Report: we played "Paper Chase" last night from the Starter Set. The scenario is intended as an introduction for both players and keeper, and is written to be played with one of each. I slightly modified the setting to allow, and justify, three players.
I used the full rules to build investigators, rather than using the pregens or 'quick build', because I wanted to give the players some agency over who they created and their specialisms - plus I reasoned that I could explain a little of what the characteristics and skills meant whilst they were rolling then up. I think that worked well, and I was surprised how quickly their stats led to them choosing professions (a cook who used to be in the army, a British socialite visiting the area and an American born mechanical engineer of Chinese heritage). These free choices led to their skills options which they enjoyed distributing their specialisms in. The mechanical engineer is an amateur magician, it turns out!
I explained to them that the Arnoldsburg Library hosted the monthly meetings (first Tuesday of the month) for the "Society for the Exploration of the Unexplained" and told them they had turned up to this month's meeting... But why weren't they in attendance last month? (Encouraging them to think a bit about why their character might not have been there). I'd decided that just the three of them were there, and as they'd not been there last month the weren't aware that this month's meeting was cancelled. Then I moved into the 'hook' of the scenario - Timothy entering and looking for help from the society with the mysterious robbery of some of his late uncle's books.
The scenario is quite simple, and not particularly dangerous for the investigators, so I'd gambled on them surviving this one - and being able to use the same investigators for the next one. Luckily, they did survive - despite one of them blundering in somewhat recklessly during the sole dangerous vignette. I'd deliberately had them leave the 'verbose' character traits and 'connections' from the back of their investigator sheets free - and I'm hoping to revisit that before the second scenario. There was definitely a more gung-ho investigator emerging, and one much more nervous and considered. I'll let them formalise this next time to make the 'role playing' more explicitly part of them choosing their investigator's actions. I was happy to let the player (rather than the character) guide the actions for this scenario though. (As beginners to RPGs I think baby steps might be needed).
We did end up using Zoom (we're already Zooming, and one of them is a bit resistant to trying too many new things at once), plus a web based dice roller for all the public D100 rolls - which I made them do often. I also was nudging then away from "can I roll?" to describe "what you want to do, and I'll decide if it's a roll". By the end, they'd got that.

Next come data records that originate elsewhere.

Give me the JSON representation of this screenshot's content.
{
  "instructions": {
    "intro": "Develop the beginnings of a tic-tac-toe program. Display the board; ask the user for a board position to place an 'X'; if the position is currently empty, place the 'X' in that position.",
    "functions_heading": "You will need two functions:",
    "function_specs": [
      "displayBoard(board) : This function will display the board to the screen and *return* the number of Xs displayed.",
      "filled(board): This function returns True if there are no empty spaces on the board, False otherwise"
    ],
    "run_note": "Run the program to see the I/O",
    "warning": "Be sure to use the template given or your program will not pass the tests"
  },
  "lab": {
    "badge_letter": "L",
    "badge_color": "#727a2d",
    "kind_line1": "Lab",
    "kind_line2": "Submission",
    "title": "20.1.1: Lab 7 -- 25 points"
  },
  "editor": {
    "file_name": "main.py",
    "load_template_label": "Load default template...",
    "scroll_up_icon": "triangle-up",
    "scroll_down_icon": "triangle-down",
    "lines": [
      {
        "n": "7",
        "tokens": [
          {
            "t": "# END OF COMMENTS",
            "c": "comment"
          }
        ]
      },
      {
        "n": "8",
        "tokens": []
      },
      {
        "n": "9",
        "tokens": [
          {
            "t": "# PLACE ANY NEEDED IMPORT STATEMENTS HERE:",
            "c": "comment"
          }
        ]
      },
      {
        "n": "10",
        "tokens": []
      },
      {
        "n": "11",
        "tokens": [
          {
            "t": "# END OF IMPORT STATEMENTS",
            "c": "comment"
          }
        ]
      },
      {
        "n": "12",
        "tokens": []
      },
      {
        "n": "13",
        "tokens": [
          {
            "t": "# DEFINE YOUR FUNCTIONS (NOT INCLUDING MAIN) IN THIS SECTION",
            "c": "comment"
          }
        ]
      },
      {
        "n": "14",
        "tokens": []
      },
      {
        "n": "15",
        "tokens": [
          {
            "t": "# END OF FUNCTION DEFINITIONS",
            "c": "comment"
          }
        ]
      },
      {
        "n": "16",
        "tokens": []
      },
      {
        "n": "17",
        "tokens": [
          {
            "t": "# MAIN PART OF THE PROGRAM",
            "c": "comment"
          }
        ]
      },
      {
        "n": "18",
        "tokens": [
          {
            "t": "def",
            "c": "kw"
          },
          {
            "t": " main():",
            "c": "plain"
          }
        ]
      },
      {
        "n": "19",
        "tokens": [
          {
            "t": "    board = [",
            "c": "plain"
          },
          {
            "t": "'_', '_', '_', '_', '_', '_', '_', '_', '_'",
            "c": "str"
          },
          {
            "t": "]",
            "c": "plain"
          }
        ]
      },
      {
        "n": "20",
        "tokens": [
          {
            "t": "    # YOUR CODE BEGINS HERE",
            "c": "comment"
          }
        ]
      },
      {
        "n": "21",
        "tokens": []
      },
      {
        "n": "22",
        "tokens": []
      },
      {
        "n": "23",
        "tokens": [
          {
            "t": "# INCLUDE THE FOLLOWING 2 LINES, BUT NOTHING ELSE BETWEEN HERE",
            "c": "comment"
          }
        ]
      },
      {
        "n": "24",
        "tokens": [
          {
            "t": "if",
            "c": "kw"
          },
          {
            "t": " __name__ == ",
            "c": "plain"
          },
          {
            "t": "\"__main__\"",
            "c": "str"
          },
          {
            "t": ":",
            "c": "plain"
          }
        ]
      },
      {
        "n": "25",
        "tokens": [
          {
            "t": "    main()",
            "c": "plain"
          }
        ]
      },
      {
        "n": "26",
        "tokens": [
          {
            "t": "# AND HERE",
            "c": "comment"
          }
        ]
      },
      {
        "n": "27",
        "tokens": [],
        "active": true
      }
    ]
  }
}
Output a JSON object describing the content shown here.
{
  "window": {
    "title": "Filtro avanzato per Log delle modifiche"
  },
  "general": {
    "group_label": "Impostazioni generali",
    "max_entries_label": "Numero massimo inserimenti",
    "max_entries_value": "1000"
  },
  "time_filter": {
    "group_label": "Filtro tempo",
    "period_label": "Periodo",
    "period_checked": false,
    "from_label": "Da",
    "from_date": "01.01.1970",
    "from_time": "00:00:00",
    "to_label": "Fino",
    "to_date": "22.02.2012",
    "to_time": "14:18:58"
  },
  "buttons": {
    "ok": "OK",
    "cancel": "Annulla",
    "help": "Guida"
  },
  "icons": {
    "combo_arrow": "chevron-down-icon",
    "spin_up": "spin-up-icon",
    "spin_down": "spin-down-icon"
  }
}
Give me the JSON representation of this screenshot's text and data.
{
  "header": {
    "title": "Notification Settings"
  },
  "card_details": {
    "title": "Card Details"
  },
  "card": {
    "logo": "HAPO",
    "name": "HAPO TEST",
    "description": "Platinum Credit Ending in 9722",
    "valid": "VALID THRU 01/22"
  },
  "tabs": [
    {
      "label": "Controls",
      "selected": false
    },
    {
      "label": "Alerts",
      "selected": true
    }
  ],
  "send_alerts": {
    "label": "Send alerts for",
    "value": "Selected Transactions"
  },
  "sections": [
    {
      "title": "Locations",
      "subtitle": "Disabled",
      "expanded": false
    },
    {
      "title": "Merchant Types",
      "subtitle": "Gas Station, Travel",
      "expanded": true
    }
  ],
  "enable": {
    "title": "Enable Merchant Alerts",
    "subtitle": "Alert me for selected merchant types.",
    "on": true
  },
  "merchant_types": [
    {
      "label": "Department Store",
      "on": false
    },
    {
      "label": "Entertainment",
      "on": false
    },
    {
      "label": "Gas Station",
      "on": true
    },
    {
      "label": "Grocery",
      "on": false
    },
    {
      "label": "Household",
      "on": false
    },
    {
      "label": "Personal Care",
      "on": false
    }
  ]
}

I'd downloaded some nice handouts (diary entries, photo of a character) that I found online as "Paper Chase" actually only had one and I thought that sending them would 1. Break up the experience for the players and 2. Give me a chance to glance at my notes. The full Investigator's Book (not in the Starter Set) that I own provided me with a list of typical names from the period. These are essential when your players want to quiz other n.p.c.s, and you're ad-libbing people that the scenario didn't cover. If I had one criticism of the Starter Set for keepers (aside if the first scenario being a little handout light) is that it doesn't really warn you that this unscripted npc stuff can be the case - and having at least a few names to hand can be the difference between a character being seamlessly integrated or bring blindingly obviously not important. ("He says his name is ... Erm... Erm... Hang on....er John" is a particularly obvious way to spot an npc as being someone insignificant).
My players (as you'd hope) defied all rational logic, and took surprising decisions in where they went and what they tried - but only on a couple occasions did "Timothy" have to nudge them to try something other than creeping around his house. I don't think they felt railroaded though.
The unified skills and characteristics rolls make CoC 7e a doodle for new players to get how performing a "check" works, and the "hard" and "extreme" is also very easy to implement. I really like that, and it's ever so easy to explain as you go.
I was pleased my players encountered temporary madness through sanity loss, physical injury and opposed rolls which came up naturally within the scenario. Combat wasn't required (despite the gung-ho cook's efforts), so that'll come next time I think.
I ended the session with them rolling to see if their skills they successfully used were improved - which is intuitive and logical in it's operation.
All in all I'm very impressed with it. Looking forward to next time (hope my player are too!)